Yes, we know it is hard to win in the Stanley Cup playoffs and the Bruins were never going to roll to a 16-0 finish throughout the postseason. There was just something more to the 6-3 defeat at TD Garden.
Boston came out flat and was forced to mount a pair of one-goal comebacks in the second peruod. As they had all season, the Bruins proved to be up for the challenge through the first 40 minutes of the game. Then something switched.
“When we fell down 4-2, I don’t think we regrouped and reset,” Bruins head coach Jim Montgomery said postgame. “Most of the year we were able to take a breath, reset and go back to our game. We didn’t go back to our game when it went 4-2. I thought we got back to our games in the first two periods. Every time we fell behind, we got back to our game. A lot of what we did in the first two periods I liked.”
The third period presented a new challenge for the Bruins, as a quick goal put them behind again. Then another to make the deficit two. That is when Boston started to press and things started to unravel.
“I just thought our players didn’t make the best decisions,” Montgomery said. “I thought for the majority of the first two periods, we were doing really good things with the puck. But the turnovers we had tonight were catastrophic. They were right through the middle of the ice, and not typical of the turnovers — we usually have turnovers where other teams are forcing them or we’re trying to make plays. It wasn’t really in areas, typically, that you were trying to make plays where we turned it over.”
The Bruins ended the game with 15 total giveaways, two of which led directly to Panthers goals and five of which ended in high-danger scoring chances for Florida. It was a brand of hockey Boston hadn’t played in months, leading to the kind of loss it hadn’t suffered in just as long.
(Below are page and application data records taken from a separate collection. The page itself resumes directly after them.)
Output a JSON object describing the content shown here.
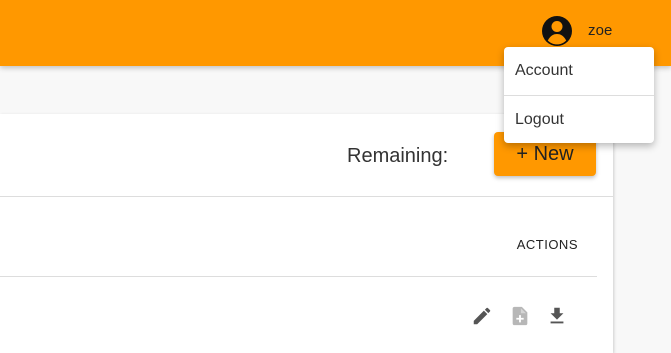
{
  "user": {
    "name": "zoe",
    "avatar_icon": "account-circle-icon"
  },
  "menu": {
    "items": [
      {
        "label": "Account"
      },
      {
        "label": "Logout"
      }
    ]
  },
  "toolbar": {
    "remaining_label": "Remaining:",
    "new_button_label": "+ New"
  },
  "table": {
    "actions_header": "ACTIONS",
    "row_actions": [
      "edit-icon",
      "file-plus-icon",
      "download-icon"
    ]
  },
  "colors": {
    "accent": "#ff9800",
    "background": "#f8f8f8",
    "surface": "#ffffff",
    "text": "#333333"
  }
}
Here are more notes from Bruins-Predators Game 2:
— Brad Marchand opened the scoring for the Bruins with a shorthanded goal in the second period. It was Marchand’s first postseason shorty since Game 1 of the 2011 Stanley Cup Finals against the Vancouver Canucks and his first of the 2022-23 season.
— The Bruins lost by three goals on Wednesday. They lost by three-plus goals just four times all regular season, which was half as many as any other team in the NHL as several teams tied for second-fewest with nine, according to ESPN Stats and Information.
— The five goals given up by Linus Ullmark on Wednesday were tied for the most the Vezina Trophy favorite surrendered in a game this season. It was the first time he allowed five goals in the final two periods, however, as he shut Florida out in the first frame with some tremendous stops.
— The Bruins and Panthers will head down south for Game 3 on Friday tied, 1-1. Puck drop from FLA Live Arena is scheduled for 7:30 p.m. ET. You can watch the game, plus an hour of pregame coverage, on NESN.